Not many dog owners are aware of the fact that a healthy dog’s skin is normally populated by a vast array of organisms, including yeast. Under healthy circumstances, when the dog’s immune system works well, the numbers of yeast are held under control and all goes well. Problems start when the immune system for one reason or another, becomes weakened leading to yeast overgrowth. The most commonly affected body parts are the dog’s ears and skin which are vulnerable to annoying bouts of itching, scratching and infections. A common strain of yeast found in dogs is malassezia. This strain commonly populates the dog’s ears and can also be found between the toes, genitals, anal sacs and rectum, according to Pet Education.
What Causes the Yeast Infection in the First Place?
Yeast are opportunistic organisms that will patiently wait to grow in numbers when the conditions are just right. A course of antibiotics may strip the dog’s body of healthy bacteria causing yeast to take over and thrive. Steroids and other immunosuppressive drugs may also play a role. When a dog’s skin becomes increasingly oily, as seen in allergies or certain skin conditions, yeast will thrive. Yeast also thrives in warm, humid and dark areas which is why you often see yeast deep in the ears and why it commonly affects dogs during the warm summer months or when their ears are left humid after a bath.
Symptoms of Yeast Infections in Dogs
When a dog develops a yeast infection, he will likely be very itchy. Unfortunately, the dog’s scratching only makes problems worse, as the area becomes traumatized and more vulnerable to the spread of infection. The skin of dogs with yeast infections may emit an unpleasant, musty odor and may appear scaly, thickened and oily. Ear infections cause the all-too-known scratching, head shaking, redness and foul odor in the ear.
Diagnosis and Treatment for Dog Yeast Infections

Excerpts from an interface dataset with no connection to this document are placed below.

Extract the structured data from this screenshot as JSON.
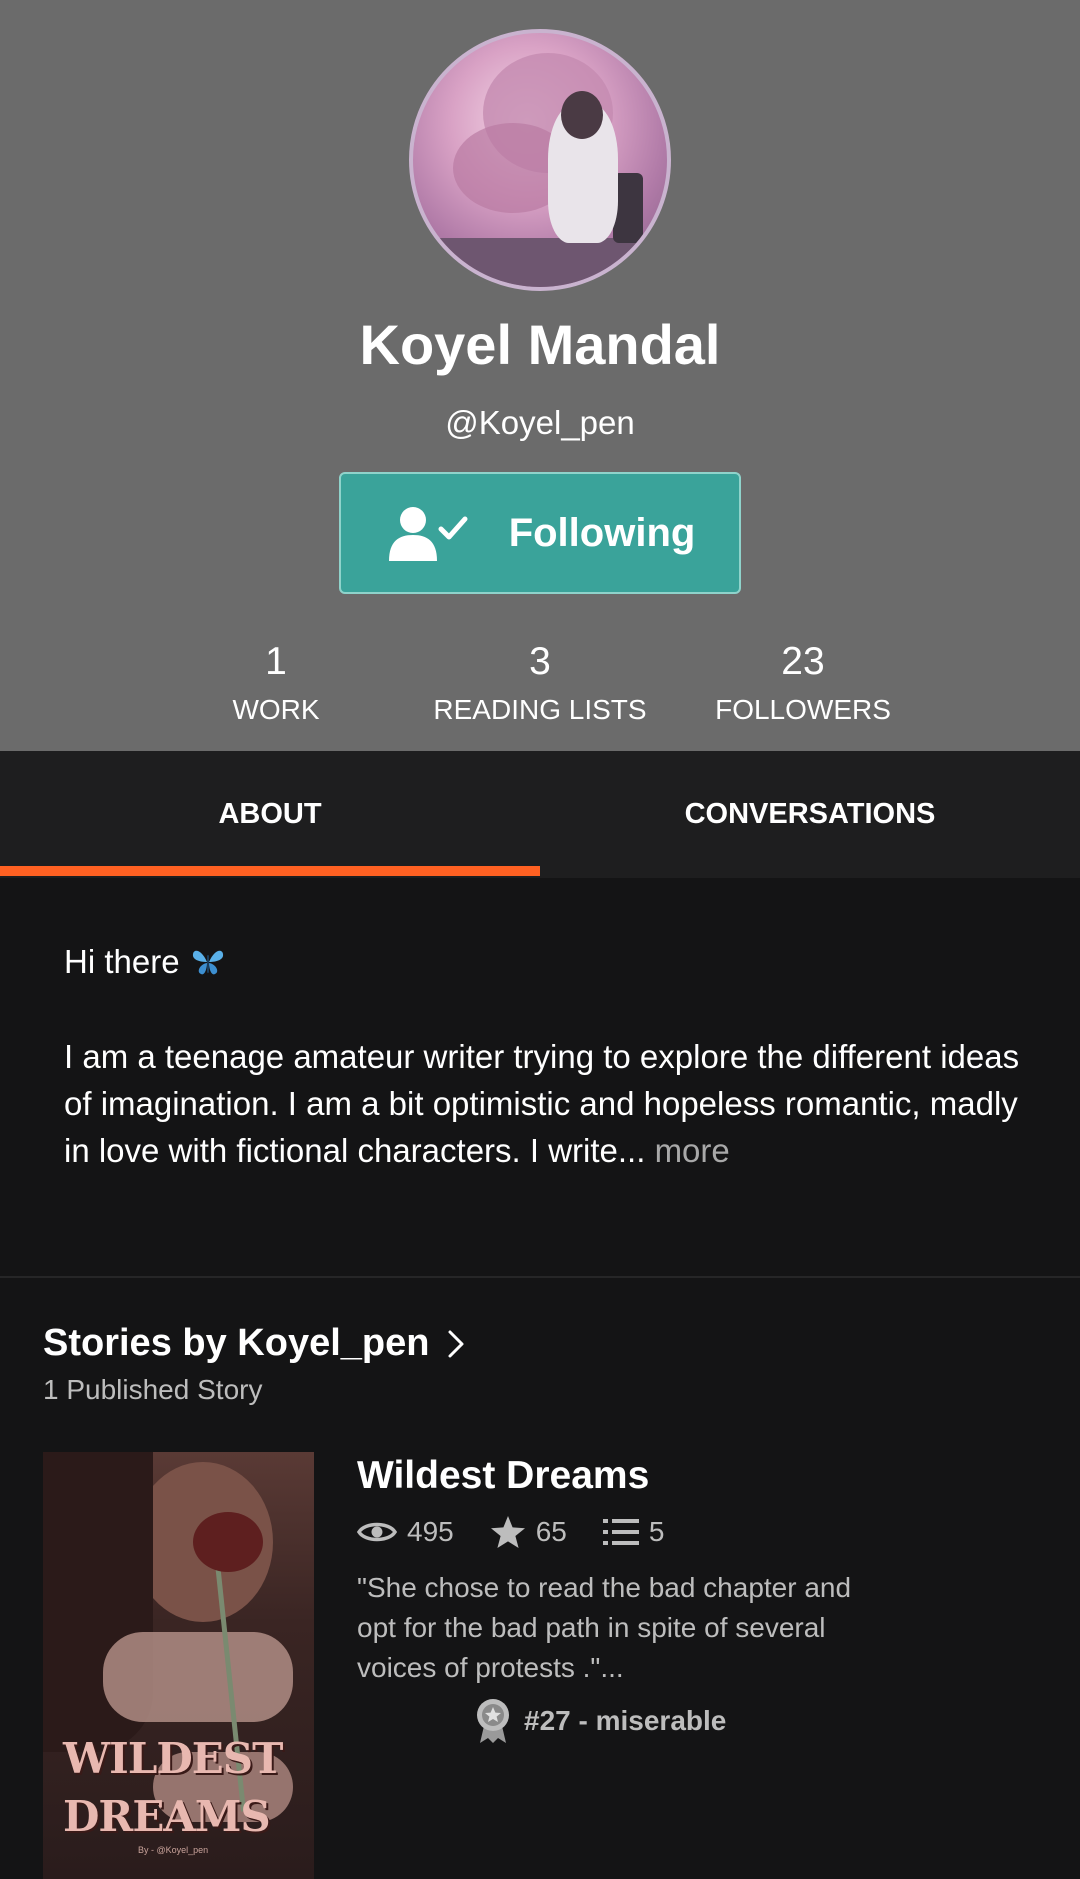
{
  "profile": {
    "name": "Koyel Mandal",
    "handle": "@Koyel_pen",
    "follow_label": "Following"
  },
  "stats": [
    {
      "value": "1",
      "label": "WORK"
    },
    {
      "value": "3",
      "label": "READING LISTS"
    },
    {
      "value": "23",
      "label": "FOLLOWERS"
    }
  ],
  "tabs": [
    {
      "label": "ABOUT",
      "active": true
    },
    {
      "label": "CONVERSATIONS",
      "active": false
    }
  ],
  "about": {
    "greeting": "Hi there",
    "greeting_emoji": "butterfly-emoji",
    "body": "I am a teenage amateur writer trying to explore the different ideas of imagination. I am a bit optimistic and hopeless romantic, madly in love with fictional characters. I write...",
    "more_label": "more"
  },
  "stories": {
    "heading": "Stories by Koyel_pen",
    "subheading": "1 Published Story",
    "items": [
      {
        "title": "Wildest Dreams",
        "cover_title_line1": "WILDEST",
        "cover_title_line2": "DREAMS",
        "cover_byline": "By - @Koyel_pen",
        "reads": "495",
        "votes": "65",
        "parts": "5",
        "description": "\"She chose to read the bad chapter and opt for the bad path in spite of several voices of protests .\"...",
        "rank": "#27 - miserable"
      }
    ]
  },
  "colors": {
    "header_bg": "#6b6b6b",
    "follow_button": "#3aa39a",
    "tab_indicator": "#ff6122",
    "page_bg": "#141415"
  }
}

Upon seeing the dog, the vet will look at the problematic areas and will likely take a skin sample for testing. The sample can be obtained through a skin scrape, impression smear, cotton swab or clear tape collection. The sample is then looked at in-house or sent out to a lab to be looked at under a microscope. Under the microscope, it can be determined if the skin problem is triggered by bacteria, yeast or something else. Further proof suggesting a yeast infection is also obtained by observing how the dog responds to treatment.

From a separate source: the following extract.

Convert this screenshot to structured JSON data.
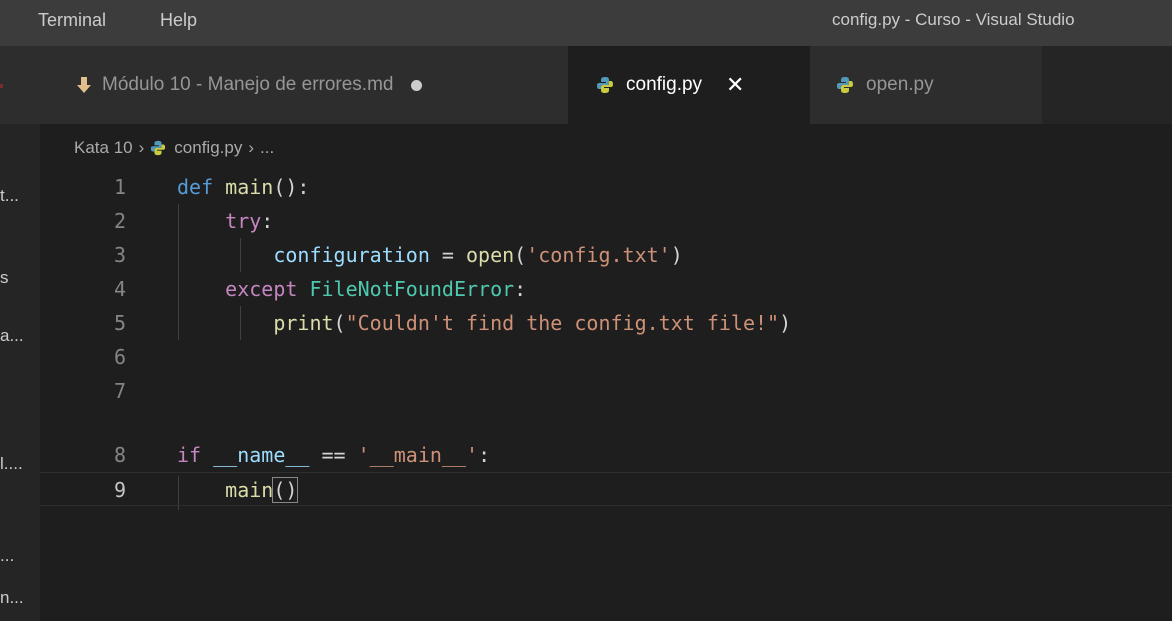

What treatments are out there for yeast infections? For skin yeast infections, special shampoos may be prescribed to create an inhospitable environment for yeast. Oral anti-fungal medications are often prescribed for severe cases. These medications may include fluconazole, ketoconazole and itraconazole. Ear infections are often treated with ear cleaners that contain acid. Yeast thrives in alkaline environments, therefore, acid inhibits the growth of yeast. After the ear is dried out, the ear cleaning process is followed by the application of anti-fungal ear drops.

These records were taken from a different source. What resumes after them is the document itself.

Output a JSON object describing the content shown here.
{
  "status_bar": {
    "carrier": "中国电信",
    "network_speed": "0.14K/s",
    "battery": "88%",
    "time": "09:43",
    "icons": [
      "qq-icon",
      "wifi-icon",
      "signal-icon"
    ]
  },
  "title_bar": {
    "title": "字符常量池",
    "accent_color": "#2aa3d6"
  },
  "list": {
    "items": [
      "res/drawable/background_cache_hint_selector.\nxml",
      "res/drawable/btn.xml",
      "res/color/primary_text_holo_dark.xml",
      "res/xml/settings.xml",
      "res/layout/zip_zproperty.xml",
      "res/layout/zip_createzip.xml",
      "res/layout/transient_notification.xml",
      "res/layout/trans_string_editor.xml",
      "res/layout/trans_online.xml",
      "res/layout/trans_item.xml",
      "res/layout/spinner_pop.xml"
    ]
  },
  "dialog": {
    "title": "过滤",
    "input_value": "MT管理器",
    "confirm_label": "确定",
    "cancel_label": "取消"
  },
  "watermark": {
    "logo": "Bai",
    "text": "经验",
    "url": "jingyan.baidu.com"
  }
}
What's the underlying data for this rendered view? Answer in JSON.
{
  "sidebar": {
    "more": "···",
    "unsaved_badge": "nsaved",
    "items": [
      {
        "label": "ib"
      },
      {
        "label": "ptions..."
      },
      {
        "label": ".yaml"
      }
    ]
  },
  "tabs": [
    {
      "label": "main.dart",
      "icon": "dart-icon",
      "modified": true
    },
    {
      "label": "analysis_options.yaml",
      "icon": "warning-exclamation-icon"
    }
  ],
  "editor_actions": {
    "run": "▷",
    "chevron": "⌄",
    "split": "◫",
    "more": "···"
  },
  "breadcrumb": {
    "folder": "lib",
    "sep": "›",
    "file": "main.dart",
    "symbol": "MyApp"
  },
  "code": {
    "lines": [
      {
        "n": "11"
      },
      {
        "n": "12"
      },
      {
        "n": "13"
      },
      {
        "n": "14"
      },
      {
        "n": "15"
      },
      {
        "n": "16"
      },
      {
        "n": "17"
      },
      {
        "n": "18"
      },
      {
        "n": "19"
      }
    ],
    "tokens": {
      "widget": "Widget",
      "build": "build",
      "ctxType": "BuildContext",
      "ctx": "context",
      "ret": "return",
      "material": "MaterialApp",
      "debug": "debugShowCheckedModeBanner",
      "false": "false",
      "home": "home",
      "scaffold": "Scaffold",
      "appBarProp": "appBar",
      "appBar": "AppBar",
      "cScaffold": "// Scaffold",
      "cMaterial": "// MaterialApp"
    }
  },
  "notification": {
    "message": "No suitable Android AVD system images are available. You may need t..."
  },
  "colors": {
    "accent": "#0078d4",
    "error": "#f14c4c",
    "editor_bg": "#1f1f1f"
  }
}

It’s important to understand that yeast will tend to recur if the underlying cause isn’t addressed. According to VCA animal hospitals, the prognosis for yeast problems depends on how manageable the underlying condition is. If the dog has allergies or an immune-system disorder, these conditions will need to be properly addressed.